May 21, 2018
During a recent marriage prep session, Father Roza asked me, “Josh, what’s your job?”
“I’m a teacher,” I said without a moment’s hesitation, full of the confidence of a man who has made a career of having all the answers.
Anna Donnelly, my fiancée, gave me a look that said all I needed to know: That was not at all it…
“No. Your job is to be crucified,” Father Roza said with a moment’s measured deliberation.
You see, he had just instructed me to listen prayerfully as he read us a passage from the Letter to the Ephesians, particularly 5:23, which reads: “Husbands, love your wives, even as Christ loved the church and handed himself over for her.” Tasked with seeing myself in the message’s two male figures, husband and Christ, I failed to see beyond my individuality.
Though I am a teacher by day at Mercy High School, I don’t have all the answers.

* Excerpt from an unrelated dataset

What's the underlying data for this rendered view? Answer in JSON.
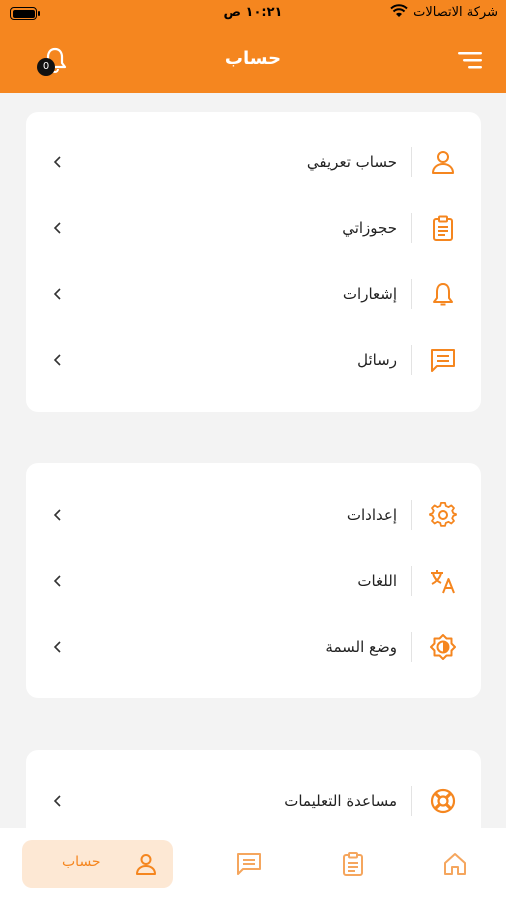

Not even close. It’s my first year as a teacher who often feels the weight of many presents and futures resting on his only recently qualified shoulders, my first year after graduating from UNO with a bachelor’s degree to teach secondary language arts and an additional major in English, and the year in which I have been learning more than I ever thought about what it means to love and be loved while planning for marriage (and a wedding, of course, which I’m told will have donuts, much like a Sunday morning Mass with Deacon Keating). I’m not sure what this humbling year would be like if the St. John Paul II Newman Center wasn’t a constant presence.
Two summers ago, my family moved from Omaha to North Platte, leaving me behind to complete my last year of studies. I had never lived without them. I wasn’t sure what home would mean without the constancy of my parents’ foundation in faith or my siblings’ unsurpassed energy. In a string of grace-filled events, I secured a room for the first year of Newman Hall and the position of coordinating music ministry for Sunday Masses.
Loneliness can destroy faith or deepen it. I was blessed to see a light against my loneliness on move-in day, when a girl I’d only seen a handful of times before circumstantially found herself helping me load far too many boxes of books and musical instruments into a cart, which we struggled to push over the threshold of the front door. A couple weeks after that, Anna watched me finish cleaning up the music equipment in our temporary worship space of Karol’s Commons before approaching me to chat. We walked out as if to leave, then lingered in that same front door from move-in day for two hours after Mass, having a perfectly light conversation on casual topics like, you know, each of your strongly held beliefs about the merits and faults of homeschooling and traditional education. Father Roza left and returned with nothing but a smile and a “Hey, guys.” Little did we know at the time that under a year-and-a-half later he’d reveal he was very curious about what would bring two people who don’t know each other all that closely yet to tackle the heavy subjects that he now found us working through in marriage prep. We didn’t know it, but Anna and I had literally stood in the open door of humbling ourselves before each other to discern what would be best for our eventual family.
There’s also something to be said for the graces that flow from checking in with friends who are still in college and frequent the Newman Center—whether that means spending precious late nights in Karol’s Commons with old friends who share my fears of what lies on the other side of college or offering some insight to new ones who are discovering the tension between college culture shaping them or them shaping college culture. Even though what we share is the transitory nature of experiencing college at roughly the same time, it’s enough to make us a family.
Being members of the faith family at JPII has given Anna and me a foundation for our marriage, so we’re very excited to profess vows in the same building where we learned to laugh, love, and cry like we never have. We know many of our friends at the wedding are those who have watched us come together at JPII and encouraged us to stay the course. It’s been very freeing to prepare for marriage with a blunt-yet-gentle priest like Father Roza in the parish where our relationship was born out of a simple act of Christian charity.
Joshua von Kampen | Theatre and Speech Teacher, Mercy High School & Music Minister, JPII Newman Center